Element data from apps and pages

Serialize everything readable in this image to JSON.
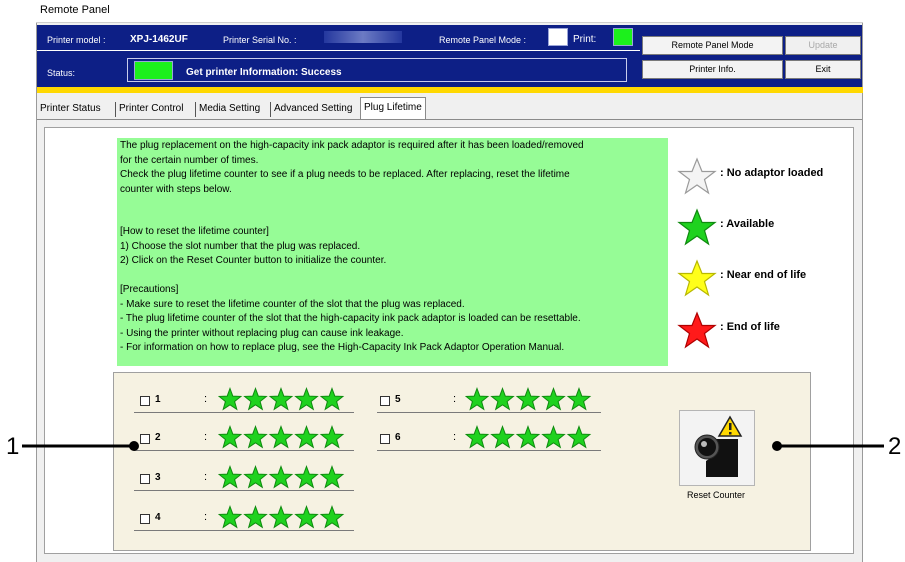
{
  "window": {
    "title": "Remote Panel"
  },
  "header": {
    "printer_model_label": "Printer model :",
    "printer_model_value": "XPJ-1462UF",
    "serial_label": "Printer Serial No. :",
    "remote_mode_label": "Remote Panel Mode :",
    "print_label": "Print:",
    "status_label": "Status:",
    "status_message": "Get printer Information: Success"
  },
  "buttons": {
    "remote_panel_mode": "Remote Panel Mode",
    "update": "Update",
    "printer_info": "Printer Info.",
    "exit": "Exit"
  },
  "tabs": [
    {
      "label": "Printer Status"
    },
    {
      "label": "Printer Control"
    },
    {
      "label": "Media Setting"
    },
    {
      "label": "Advanced Setting"
    },
    {
      "label": "Plug Lifetime"
    }
  ],
  "info_lines": [
    "The plug replacement on the high-capacity ink pack adaptor is required after it has been loaded/removed",
    "for the certain number of times.",
    "Check the plug lifetime counter to see if a plug needs to be replaced. After replacing, reset the lifetime",
    "counter with steps below.",
    "",
    "[How to reset the lifetime counter]",
    "1) Choose the slot number that the plug was replaced.",
    "2) Click on the Reset Counter button to initialize the counter.",
    "",
    "[Precautions]",
    "- Make sure to reset the lifetime counter of the slot that the plug was replaced.",
    "- The plug lifetime counter of the slot that the high-capacity ink pack adaptor is loaded can be resettable.",
    "- Using the printer without replacing plug can cause ink leakage.",
    "- For information on how to replace plug, see the High-Capacity Ink Pack Adaptor Operation Manual."
  ],
  "legend": [
    {
      "label": ": No adaptor loaded",
      "color": "#f4f4f4",
      "stroke": "#9a9a9a"
    },
    {
      "label": ": Available",
      "color": "#1fd21f",
      "stroke": "#0f8a0f"
    },
    {
      "label": ": Near end of life",
      "color": "#ffff1a",
      "stroke": "#b8b800"
    },
    {
      "label": ": End of life",
      "color": "#ff1a1a",
      "stroke": "#b00000"
    }
  ],
  "slots": [
    {
      "number": "1",
      "colon": ":",
      "checked": false,
      "stars": 5,
      "status": "available"
    },
    {
      "number": "2",
      "colon": ":",
      "checked": false,
      "stars": 5,
      "status": "available"
    },
    {
      "number": "3",
      "colon": ":",
      "checked": false,
      "stars": 5,
      "status": "available"
    },
    {
      "number": "4",
      "colon": ":",
      "checked": false,
      "stars": 5,
      "status": "available"
    },
    {
      "number": "5",
      "colon": ":",
      "checked": false,
      "stars": 5,
      "status": "available"
    },
    {
      "number": "6",
      "colon": ":",
      "checked": false,
      "stars": 5,
      "status": "available"
    }
  ],
  "reset_counter_label": "Reset Counter",
  "callouts": {
    "left": "1",
    "right": "2"
  },
  "colors": {
    "header_bg": "#0d1f86",
    "status_green": "#1cf01c",
    "info_bg": "#96fc96",
    "slot_panel_bg": "#f6f2e2",
    "star_green": "#1fd21f",
    "accent_yellow": "#ffd800"
  }
}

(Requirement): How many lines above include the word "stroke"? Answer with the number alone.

(Finished exercise): 4